╔══

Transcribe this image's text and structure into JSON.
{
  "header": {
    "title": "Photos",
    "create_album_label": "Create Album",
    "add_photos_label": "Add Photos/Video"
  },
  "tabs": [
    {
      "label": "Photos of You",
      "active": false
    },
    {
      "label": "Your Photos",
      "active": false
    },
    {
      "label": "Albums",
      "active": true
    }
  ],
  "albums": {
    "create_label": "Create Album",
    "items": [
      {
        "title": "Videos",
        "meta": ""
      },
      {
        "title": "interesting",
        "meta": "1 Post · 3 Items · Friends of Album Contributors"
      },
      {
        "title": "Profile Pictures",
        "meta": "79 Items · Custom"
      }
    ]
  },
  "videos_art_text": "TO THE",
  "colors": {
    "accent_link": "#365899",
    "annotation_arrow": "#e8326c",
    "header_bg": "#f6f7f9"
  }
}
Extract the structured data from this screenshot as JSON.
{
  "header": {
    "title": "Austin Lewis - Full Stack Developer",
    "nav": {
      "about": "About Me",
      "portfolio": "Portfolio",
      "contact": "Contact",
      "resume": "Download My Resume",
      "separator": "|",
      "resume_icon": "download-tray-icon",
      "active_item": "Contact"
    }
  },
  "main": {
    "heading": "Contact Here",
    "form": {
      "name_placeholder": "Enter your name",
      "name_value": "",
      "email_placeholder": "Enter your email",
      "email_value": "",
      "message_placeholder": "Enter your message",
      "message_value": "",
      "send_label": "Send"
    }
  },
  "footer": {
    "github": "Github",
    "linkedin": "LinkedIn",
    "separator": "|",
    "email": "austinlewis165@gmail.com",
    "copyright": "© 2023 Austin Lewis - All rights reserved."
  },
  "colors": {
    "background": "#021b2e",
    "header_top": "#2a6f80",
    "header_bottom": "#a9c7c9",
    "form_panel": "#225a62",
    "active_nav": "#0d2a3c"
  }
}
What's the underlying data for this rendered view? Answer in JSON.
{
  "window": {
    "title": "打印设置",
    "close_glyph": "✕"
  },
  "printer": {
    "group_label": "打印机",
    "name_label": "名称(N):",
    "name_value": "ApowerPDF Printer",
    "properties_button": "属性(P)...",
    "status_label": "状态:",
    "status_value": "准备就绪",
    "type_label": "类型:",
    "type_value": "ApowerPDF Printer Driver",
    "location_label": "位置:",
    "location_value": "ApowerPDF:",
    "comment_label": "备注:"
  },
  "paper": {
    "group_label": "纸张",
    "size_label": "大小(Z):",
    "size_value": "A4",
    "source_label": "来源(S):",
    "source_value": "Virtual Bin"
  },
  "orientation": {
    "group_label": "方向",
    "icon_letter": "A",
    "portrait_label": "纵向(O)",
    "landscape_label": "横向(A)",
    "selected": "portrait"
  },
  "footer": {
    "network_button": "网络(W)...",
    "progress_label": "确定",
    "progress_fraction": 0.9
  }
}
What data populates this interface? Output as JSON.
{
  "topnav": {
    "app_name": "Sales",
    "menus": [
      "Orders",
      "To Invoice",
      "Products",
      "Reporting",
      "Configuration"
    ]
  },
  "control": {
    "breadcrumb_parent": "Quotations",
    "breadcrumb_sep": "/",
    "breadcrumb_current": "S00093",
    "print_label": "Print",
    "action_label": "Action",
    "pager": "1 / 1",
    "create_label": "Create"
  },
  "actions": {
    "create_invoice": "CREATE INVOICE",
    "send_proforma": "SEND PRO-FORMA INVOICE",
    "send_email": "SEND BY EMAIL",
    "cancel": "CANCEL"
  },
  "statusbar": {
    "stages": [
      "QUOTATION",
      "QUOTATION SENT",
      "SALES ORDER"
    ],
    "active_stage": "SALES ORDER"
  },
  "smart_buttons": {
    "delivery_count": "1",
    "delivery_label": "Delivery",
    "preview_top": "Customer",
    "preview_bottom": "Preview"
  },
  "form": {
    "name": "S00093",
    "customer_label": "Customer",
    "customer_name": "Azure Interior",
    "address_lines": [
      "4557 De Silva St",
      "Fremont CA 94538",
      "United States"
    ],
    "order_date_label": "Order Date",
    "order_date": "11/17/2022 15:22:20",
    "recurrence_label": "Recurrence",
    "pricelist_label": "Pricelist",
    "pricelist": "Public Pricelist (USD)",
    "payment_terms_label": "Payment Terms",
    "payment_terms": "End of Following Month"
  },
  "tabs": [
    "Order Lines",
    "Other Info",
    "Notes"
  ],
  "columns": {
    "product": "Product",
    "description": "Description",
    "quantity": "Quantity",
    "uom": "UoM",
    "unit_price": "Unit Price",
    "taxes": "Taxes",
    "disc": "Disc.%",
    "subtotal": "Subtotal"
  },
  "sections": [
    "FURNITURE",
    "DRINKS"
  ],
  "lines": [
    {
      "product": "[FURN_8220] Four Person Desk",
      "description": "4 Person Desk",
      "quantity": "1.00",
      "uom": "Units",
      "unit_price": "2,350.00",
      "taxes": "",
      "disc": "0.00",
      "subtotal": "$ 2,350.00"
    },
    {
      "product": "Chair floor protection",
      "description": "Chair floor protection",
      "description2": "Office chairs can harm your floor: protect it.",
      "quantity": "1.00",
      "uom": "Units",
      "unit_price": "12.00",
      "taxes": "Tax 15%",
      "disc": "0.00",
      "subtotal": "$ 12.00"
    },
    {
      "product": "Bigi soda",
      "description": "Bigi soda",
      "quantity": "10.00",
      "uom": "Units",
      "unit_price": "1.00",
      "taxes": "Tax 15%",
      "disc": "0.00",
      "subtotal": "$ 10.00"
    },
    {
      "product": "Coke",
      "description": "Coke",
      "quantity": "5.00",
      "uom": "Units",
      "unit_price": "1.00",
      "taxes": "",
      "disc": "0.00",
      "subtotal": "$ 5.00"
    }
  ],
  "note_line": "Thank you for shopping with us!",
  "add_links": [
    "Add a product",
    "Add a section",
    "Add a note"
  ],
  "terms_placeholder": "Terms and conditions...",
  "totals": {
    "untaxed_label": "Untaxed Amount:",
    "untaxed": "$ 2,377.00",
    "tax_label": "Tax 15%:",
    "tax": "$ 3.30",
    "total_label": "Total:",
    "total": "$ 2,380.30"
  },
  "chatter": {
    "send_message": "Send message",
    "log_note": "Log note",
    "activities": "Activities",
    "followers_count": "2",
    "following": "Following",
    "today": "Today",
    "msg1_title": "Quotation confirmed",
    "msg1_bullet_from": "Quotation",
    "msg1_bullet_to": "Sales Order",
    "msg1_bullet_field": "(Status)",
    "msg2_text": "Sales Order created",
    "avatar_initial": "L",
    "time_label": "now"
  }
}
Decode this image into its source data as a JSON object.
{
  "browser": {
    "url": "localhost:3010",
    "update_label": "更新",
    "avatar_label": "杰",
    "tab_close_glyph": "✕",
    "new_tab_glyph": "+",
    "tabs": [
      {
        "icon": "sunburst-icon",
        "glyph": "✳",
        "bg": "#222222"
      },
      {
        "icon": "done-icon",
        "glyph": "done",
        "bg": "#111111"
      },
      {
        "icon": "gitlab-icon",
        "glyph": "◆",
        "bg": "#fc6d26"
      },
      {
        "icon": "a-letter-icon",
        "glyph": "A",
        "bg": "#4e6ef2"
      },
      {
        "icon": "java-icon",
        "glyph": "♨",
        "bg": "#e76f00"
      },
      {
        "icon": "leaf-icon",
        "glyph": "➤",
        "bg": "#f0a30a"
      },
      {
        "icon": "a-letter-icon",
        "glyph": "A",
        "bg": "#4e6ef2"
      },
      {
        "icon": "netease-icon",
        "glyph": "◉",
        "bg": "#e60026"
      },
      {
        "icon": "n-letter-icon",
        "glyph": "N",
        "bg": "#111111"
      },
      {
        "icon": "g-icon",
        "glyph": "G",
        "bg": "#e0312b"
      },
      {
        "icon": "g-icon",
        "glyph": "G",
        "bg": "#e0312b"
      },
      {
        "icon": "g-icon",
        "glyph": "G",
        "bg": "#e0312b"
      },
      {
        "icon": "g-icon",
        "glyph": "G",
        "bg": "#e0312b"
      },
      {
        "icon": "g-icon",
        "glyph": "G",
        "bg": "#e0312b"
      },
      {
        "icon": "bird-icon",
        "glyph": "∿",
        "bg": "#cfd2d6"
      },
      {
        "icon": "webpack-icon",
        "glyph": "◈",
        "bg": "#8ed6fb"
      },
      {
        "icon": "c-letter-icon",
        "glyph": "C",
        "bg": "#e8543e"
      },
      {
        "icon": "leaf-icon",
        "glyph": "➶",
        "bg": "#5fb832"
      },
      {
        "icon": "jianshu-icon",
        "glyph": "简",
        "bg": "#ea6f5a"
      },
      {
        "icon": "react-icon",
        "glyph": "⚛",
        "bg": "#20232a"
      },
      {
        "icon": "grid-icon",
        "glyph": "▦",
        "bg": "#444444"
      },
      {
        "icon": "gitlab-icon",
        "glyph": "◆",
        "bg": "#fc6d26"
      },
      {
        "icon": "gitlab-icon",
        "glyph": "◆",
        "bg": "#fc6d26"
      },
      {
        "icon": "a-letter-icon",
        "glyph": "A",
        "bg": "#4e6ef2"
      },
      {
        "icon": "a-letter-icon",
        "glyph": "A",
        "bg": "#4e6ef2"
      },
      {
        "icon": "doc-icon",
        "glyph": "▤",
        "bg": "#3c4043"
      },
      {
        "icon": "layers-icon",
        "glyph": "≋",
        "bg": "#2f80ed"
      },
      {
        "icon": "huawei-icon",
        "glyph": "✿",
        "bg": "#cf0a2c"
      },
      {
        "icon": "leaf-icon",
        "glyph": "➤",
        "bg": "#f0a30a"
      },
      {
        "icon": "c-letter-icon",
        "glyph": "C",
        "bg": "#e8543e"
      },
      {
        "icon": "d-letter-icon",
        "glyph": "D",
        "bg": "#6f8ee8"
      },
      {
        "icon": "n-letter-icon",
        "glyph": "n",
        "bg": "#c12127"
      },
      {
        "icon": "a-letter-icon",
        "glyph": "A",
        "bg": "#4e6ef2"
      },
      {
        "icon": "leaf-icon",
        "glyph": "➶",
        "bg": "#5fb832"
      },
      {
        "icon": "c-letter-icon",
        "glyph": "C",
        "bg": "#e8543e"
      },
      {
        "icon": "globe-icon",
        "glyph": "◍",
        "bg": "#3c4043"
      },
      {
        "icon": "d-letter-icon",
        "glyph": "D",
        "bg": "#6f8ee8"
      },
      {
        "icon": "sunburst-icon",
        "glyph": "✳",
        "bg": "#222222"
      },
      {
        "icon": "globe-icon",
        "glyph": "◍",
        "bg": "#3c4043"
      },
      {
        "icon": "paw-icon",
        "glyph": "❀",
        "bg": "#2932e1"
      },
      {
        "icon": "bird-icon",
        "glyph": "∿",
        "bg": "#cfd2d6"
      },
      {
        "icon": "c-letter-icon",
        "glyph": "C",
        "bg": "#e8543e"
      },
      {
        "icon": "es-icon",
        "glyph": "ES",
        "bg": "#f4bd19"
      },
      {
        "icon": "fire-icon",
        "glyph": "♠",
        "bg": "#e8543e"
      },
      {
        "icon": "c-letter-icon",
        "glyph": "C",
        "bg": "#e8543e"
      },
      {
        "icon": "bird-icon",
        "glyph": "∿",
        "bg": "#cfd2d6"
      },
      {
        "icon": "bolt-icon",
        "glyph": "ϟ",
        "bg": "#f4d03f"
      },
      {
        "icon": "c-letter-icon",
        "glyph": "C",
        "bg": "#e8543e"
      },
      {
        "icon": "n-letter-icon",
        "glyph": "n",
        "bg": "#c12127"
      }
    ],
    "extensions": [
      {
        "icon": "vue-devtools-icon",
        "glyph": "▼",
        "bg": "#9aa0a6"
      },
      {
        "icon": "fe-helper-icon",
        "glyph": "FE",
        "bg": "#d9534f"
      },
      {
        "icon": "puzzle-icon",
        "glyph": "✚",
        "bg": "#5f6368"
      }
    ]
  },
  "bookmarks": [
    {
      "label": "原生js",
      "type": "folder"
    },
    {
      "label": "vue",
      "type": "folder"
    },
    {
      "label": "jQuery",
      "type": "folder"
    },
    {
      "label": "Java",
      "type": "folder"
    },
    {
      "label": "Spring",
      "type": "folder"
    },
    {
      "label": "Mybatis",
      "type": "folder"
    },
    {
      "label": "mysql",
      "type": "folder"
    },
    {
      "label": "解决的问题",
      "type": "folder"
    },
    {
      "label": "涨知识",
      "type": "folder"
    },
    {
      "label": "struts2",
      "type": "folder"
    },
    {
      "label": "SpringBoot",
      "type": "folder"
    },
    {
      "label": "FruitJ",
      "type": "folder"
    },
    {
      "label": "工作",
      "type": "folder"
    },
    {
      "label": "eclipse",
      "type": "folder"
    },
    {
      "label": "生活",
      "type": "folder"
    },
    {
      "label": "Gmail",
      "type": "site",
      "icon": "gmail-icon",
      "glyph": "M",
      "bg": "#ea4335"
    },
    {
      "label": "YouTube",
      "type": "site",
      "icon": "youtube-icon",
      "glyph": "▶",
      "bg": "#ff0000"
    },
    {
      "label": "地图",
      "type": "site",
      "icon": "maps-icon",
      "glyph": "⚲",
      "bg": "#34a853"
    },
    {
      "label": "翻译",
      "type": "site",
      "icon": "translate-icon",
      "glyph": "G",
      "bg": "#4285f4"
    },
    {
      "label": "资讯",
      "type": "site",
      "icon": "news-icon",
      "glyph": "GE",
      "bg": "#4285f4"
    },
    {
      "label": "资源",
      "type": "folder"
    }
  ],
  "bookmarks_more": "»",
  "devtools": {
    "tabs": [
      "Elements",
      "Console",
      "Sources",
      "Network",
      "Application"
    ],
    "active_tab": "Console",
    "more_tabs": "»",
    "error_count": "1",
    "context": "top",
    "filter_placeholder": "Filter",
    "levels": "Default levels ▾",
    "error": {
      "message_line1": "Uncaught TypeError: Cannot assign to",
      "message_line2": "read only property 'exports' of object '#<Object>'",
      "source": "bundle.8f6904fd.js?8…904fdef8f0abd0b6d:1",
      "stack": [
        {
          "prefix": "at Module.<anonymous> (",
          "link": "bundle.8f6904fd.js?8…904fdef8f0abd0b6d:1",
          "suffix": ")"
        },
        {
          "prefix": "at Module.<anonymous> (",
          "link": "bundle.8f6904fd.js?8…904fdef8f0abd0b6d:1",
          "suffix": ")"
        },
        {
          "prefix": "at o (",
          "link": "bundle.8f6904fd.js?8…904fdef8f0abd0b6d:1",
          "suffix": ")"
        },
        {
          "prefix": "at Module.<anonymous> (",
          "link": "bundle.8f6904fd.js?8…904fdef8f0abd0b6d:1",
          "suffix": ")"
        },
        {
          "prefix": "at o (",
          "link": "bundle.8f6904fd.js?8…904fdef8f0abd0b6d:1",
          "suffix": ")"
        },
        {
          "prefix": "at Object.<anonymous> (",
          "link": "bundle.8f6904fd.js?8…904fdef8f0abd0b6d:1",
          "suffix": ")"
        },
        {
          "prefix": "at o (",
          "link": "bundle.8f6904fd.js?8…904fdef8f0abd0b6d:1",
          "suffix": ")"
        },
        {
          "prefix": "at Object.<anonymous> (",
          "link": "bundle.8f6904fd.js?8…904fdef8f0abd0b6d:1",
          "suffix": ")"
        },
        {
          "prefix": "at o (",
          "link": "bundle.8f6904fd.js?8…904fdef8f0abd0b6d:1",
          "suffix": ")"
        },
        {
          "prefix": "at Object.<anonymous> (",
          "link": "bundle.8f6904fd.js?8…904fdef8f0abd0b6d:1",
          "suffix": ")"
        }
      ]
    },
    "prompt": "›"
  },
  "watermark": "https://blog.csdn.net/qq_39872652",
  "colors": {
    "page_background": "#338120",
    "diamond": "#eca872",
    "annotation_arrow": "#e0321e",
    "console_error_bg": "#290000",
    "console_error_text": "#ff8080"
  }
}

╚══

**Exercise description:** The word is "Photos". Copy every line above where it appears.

**Result below:**
    "title": "Photos",
    "add_photos_label": "Add Photos/Video"
      "label": "Photos of You",
      "label": "Your Photos",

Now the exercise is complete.